But, to take the iconoclastic approach, why? Why bother telling the truth? Sometimes lying really can get you what you want. I still remember lying to my parents about what happened to the TV set when in fact it wasn’t the cat that had knocked water down the back of it, it was me.

What about stretching the truth to its elastic limit? I heard about the Chilcott Commission yesterday and had forgotten it was even still running, but that’s come about surely because someone, somewhere, did quite a lot of manipulation to make things go their own way.

Why not lie? Why not conduct a covert smear campaign?

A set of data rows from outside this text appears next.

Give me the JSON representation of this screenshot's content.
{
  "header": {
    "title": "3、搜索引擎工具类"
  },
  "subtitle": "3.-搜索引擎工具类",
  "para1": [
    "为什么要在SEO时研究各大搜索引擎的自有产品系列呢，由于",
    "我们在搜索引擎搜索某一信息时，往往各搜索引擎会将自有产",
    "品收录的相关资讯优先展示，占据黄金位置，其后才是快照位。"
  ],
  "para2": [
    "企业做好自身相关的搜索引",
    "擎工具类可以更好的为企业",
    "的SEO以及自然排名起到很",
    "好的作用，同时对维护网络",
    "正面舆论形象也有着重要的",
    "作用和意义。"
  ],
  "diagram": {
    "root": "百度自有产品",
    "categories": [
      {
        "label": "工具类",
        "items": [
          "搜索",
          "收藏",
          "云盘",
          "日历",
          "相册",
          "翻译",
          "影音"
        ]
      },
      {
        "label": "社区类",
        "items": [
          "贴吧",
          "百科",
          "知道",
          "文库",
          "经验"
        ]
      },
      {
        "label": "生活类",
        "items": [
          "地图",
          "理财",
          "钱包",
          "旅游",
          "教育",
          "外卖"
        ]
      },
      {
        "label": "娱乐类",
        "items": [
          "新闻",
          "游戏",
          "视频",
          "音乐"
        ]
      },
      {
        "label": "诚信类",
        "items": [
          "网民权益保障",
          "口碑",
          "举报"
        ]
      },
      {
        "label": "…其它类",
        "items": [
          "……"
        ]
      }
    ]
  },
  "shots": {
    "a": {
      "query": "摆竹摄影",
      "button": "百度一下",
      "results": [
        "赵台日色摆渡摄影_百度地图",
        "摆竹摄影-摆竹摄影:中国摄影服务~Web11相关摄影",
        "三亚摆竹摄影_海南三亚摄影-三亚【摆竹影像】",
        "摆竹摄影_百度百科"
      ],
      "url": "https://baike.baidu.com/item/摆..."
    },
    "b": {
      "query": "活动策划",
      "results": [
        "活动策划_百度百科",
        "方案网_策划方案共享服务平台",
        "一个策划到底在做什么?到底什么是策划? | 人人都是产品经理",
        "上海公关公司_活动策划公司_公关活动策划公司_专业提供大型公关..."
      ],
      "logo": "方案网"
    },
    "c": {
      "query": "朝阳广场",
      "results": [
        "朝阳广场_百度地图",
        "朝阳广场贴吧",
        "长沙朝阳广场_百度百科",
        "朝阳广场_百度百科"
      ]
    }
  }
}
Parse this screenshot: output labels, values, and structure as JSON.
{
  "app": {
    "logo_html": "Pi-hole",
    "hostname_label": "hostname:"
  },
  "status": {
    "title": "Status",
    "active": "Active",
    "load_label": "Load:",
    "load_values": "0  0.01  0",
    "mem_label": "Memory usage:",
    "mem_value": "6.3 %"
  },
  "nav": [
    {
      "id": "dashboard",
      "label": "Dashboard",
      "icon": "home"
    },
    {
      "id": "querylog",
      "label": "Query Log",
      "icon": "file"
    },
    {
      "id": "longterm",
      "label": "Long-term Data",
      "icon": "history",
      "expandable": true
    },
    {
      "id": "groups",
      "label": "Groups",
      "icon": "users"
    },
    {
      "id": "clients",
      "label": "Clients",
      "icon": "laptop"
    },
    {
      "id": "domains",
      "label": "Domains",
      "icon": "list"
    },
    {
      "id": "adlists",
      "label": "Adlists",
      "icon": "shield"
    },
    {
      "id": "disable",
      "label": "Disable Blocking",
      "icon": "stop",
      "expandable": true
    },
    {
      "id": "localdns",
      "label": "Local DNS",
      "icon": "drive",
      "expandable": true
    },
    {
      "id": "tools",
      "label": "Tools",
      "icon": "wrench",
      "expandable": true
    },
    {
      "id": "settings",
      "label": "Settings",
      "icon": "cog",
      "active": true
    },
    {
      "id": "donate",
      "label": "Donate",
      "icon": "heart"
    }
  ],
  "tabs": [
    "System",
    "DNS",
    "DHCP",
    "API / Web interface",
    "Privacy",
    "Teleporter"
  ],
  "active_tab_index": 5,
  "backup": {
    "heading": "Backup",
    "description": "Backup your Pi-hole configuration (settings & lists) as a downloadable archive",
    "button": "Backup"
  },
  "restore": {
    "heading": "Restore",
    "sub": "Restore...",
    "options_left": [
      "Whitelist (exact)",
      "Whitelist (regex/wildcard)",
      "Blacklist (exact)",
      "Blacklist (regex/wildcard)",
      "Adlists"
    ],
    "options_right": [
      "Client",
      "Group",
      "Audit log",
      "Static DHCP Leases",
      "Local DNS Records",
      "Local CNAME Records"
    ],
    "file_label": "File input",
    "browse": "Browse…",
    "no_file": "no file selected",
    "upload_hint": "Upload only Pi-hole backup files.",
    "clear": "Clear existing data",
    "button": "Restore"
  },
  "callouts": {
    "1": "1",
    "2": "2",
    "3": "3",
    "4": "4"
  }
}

Well, the reason is this: you get caught. It’s all too true that you can’t fool all the people all of the time. We are fortunate in the West to live in a society where the competing agendas of politics, corporations and the media mean that if there is an untruth to be exposed, someone will expose it. Then, all hell breaks loose. Brands get damaged. We waste millions of pounds of taxpayer’s money on a phoney war and a toothless commission. You wind up on the front page of the Guardian and lose your job.

So you don’t lie because, if there’s any other way to do what you want to do, then do that instead. From the social media angle, if you find you need to get someone else to write your blog posts for you, or generally pretend to be you, then you may as well try to find a different medium because that’s not what social media is about. It’s about you. If you don’t have time, money or resource to do it, then don’t do it.

I’m not saying anyone in the Facebook/Google/PR case is lying. Facebook may be presenting a perfectly valid viewpoint. But the way they’ve done it? No. If Facebook didn’t have the time, money or resource to face the consequences of their PR agency’s methods, then they shouldn’t have done it. Unfortunately, they probably have ample amounts of all three.

DNA/How to Stop Worrying and Learn to Love the Internet

A couple of years or so ago I was a guest on Start The Week, and I was authoritatively informed by a very distinguished journalist that the whole Internet thing was just a silly fad like ham radio in the fifties, and that if I thought any different I was really a bit naïve. It is a very British trait – natural, perhaps, for a country which has lost an empire and found Mr Blobby – to be so suspicious of change.

This is just so brilliant. Whether or not you like Douglas Adams, or technology, or the web, or anything basically, this should be essential reading.